I also have concerns about my tax dollars going to private institutions with virtually no oversight and opening up the possibility for us either funding extreme ideological schools (on either side) or the state dictating what private institutions have to teach, which is typically one of the main benefits of a private school.
In addition, the state would potentially now be funding roughly an additional 40,000 students (although I believe the number is higher) who currently attend private schools. Since the state was not previously funding these students, the “overall pot” of state funding that we currently have would now be spread out among more students. If the legislature does not adjust the state budget to allow for this extra funding, this would in effect lower our “per pupil” funding amount.
If this were to happen, (I did some very rough estimations) it could potentially cut $10 million from our district budget alone, which is not a small amount.
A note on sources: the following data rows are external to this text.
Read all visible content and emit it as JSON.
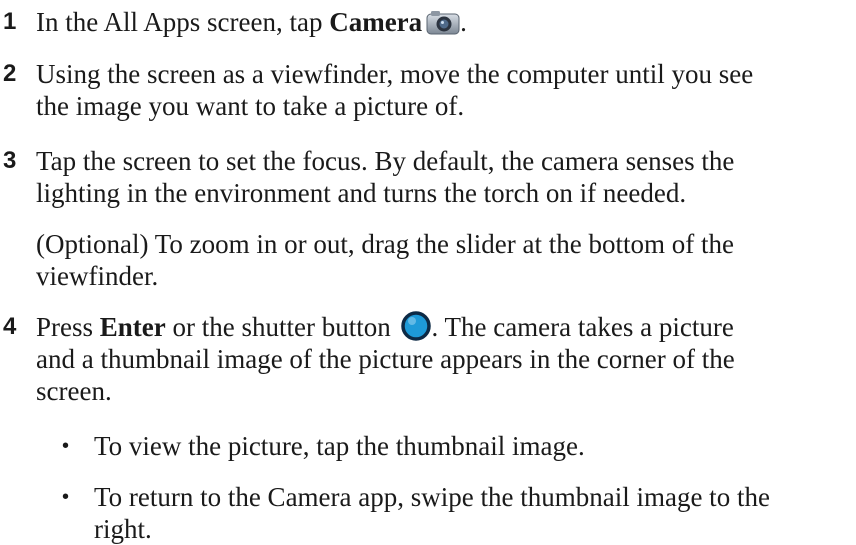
{
  "steps": [
    {
      "num": "1",
      "pre": "In the All Apps screen, tap ",
      "bold": "Camera",
      "post": ".",
      "icon": "camera-icon"
    },
    {
      "num": "2",
      "line1": "Using the screen as a viewfinder, move the computer until you see",
      "line2": "the image you want to take a picture of."
    },
    {
      "num": "3",
      "line1": "Tap the screen to set the focus. By default, the camera senses the",
      "line2": "lighting in the environment and turns the torch on if needed."
    },
    {
      "num": "4",
      "pre": "Press ",
      "bold": "Enter",
      "mid": " or the shutter button ",
      "post": ". The camera takes a picture",
      "line2": "and a thumbnail image of the picture appears in the corner of the",
      "line3": "screen.",
      "icon": "shutter-icon"
    }
  ],
  "optional": {
    "line1": "(Optional) To zoom in or out, drag the slider at the bottom of the",
    "line2": "viewfinder."
  },
  "bullets": [
    {
      "marker": "•",
      "line1": "To view the picture, tap the thumbnail image."
    },
    {
      "marker": "•",
      "line1": "To return to the Camera app, swipe the thumbnail image to the",
      "line2": "right."
    }
  ],
  "colors": {
    "text": "#1a1a1a",
    "shutter": "#1e9ad8"
  }
}
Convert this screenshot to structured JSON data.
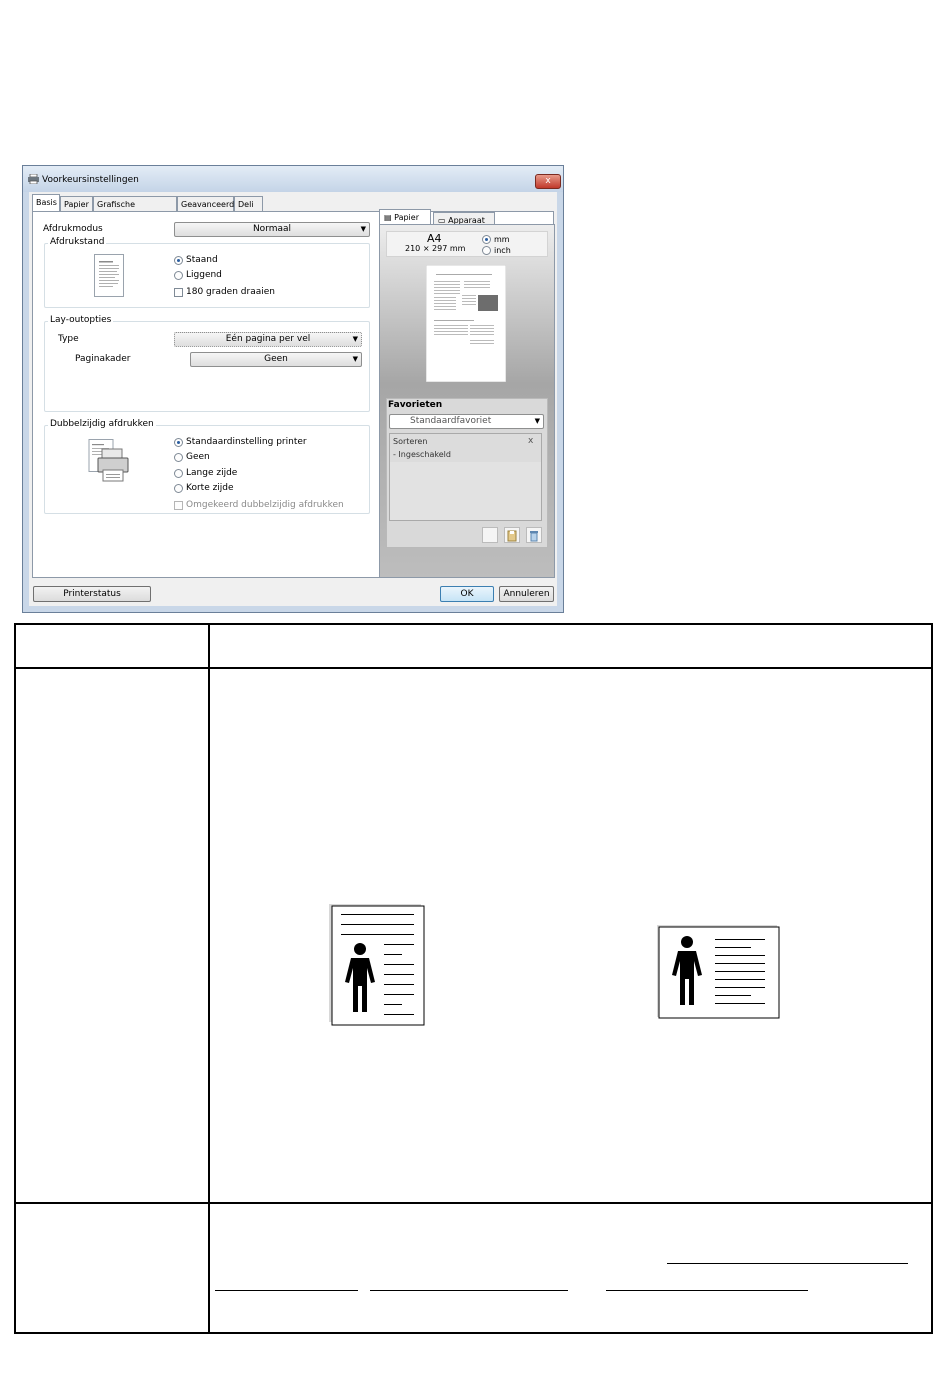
{
  "window": {
    "title": "Voorkeursinstellingen",
    "close_glyph": "x"
  },
  "tabs": [
    "Basis",
    "Papier",
    "Grafische elementen",
    "Geavanceerd",
    "Deli"
  ],
  "basis": {
    "print_mode_label": "Afdrukmodus",
    "print_mode_value": "Normaal",
    "orientation": {
      "group_label": "Afdrukstand",
      "options": [
        {
          "label": "Staand",
          "selected": true
        },
        {
          "label": "Liggend",
          "selected": false
        }
      ],
      "rotate_label": "180 graden draaien",
      "rotate_checked": false
    },
    "layout": {
      "group_label": "Lay-outopties",
      "type_label": "Type",
      "type_value": "Eén pagina per vel",
      "border_label": "Paginakader",
      "border_value": "Geen"
    },
    "duplex": {
      "group_label": "Dubbelzijdig afdrukken",
      "options": [
        {
          "label": "Standaardinstelling printer",
          "selected": true
        },
        {
          "label": "Geen",
          "selected": false
        },
        {
          "label": "Lange zijde",
          "selected": false
        },
        {
          "label": "Korte zijde",
          "selected": false
        }
      ],
      "reverse_label": "Omgekeerd dubbelzijdig afdrukken",
      "reverse_checked": false
    }
  },
  "preview": {
    "tab_paper": "Papier",
    "tab_device": "Apparaat",
    "paper_size": "A4",
    "paper_dims": "210 × 297 mm",
    "unit_mm": "mm",
    "unit_inch": "inch",
    "unit_selected": "mm"
  },
  "favorites": {
    "header": "Favorieten",
    "selected": "Standaardfavoriet",
    "list_title": "Sorteren",
    "list_item": "- Ingeschakeld",
    "remove_glyph": "x"
  },
  "footer": {
    "printer_status": "Printerstatus",
    "ok": "OK",
    "cancel": "Annuleren"
  },
  "colors": {
    "accent": "#2a5da0",
    "close": "#c0392b"
  }
}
In order to keep our current funding the state would have to either reallocate funding towards education or raise taxes, which I am not a fan of.
My view on SEL depends on its definition. I do not support any curricula that focuses on ideologies that are political, ideological, or gender driven, as those discussions belong at home and not in our classrooms. However, I do support curricula that reinforces parental concerns and gives teachers the tools necessary to handle student behavioral and coping challenges, especially as many of our younger kids have struggled to adjust being back in school after covid. This type of focus allows us to implement approaches that improve student learning and academic achievement.
Our district uses Second Steps for their SEL curriculum in the elementary schools and parents can opt their students out of the program. We have used this curriculum since 2012, when it was first piloted in response to teachers requesting help with discipline issues in the classroom. I have done a brief overview of the curriculum and could find nothing too alarming with this first look, but admittedly need to do a deeper dive. If anyone has any specific concerns I would love to hear them so I can be aware when I review it again.
With ANY curriculum, I think the concerns stem from how teachers might implement it. We first need to ensure we provide sufficient training for our teachers, and then trust them to be able to navigate the nuances of that curriculum, believing they know and understand our community values. If parents have any concerns about how any curriculum is being implemented, I would encourage them to reach out to their teacher and then principal if initial concerns are not resolved.
I also believe it is important that we are consistently evaluating each of our curricula and its impact on our students. If, as a school community (parents and teachers included), we believe our current curriculum isn’t helping our students, we need to find one that does. As a district and school board, we need to also offer clear direction to ensure all curricula are taught with integrity. I welcome any thoughts, concerns or new ideas on the topic.
School districts have the opportunity to ask the community to approve a bond through a general election vote. Bond funds can only be used for capital expenses, such as buildings, buses or technology. Each time a bond is approved, the district is required by law to use those funds only as they were outlined in the bond request. I will support bonds only when necessary to maintain the level of education that we, as a community, expect from Gilbert Public Schools.
**You can find more information about bonds on my blog.
As a district, we should be fiscally responsible in order to build trust among our stakeholders, so when it comes time to request a budget override, the community can have confidence that we are efficiently utilizing our current funds and are asking for only the funds necessary to reflect their educational goals and values. I will support an override if we, as a district, have met these requirements.
**You can find more information about overrides on my blog.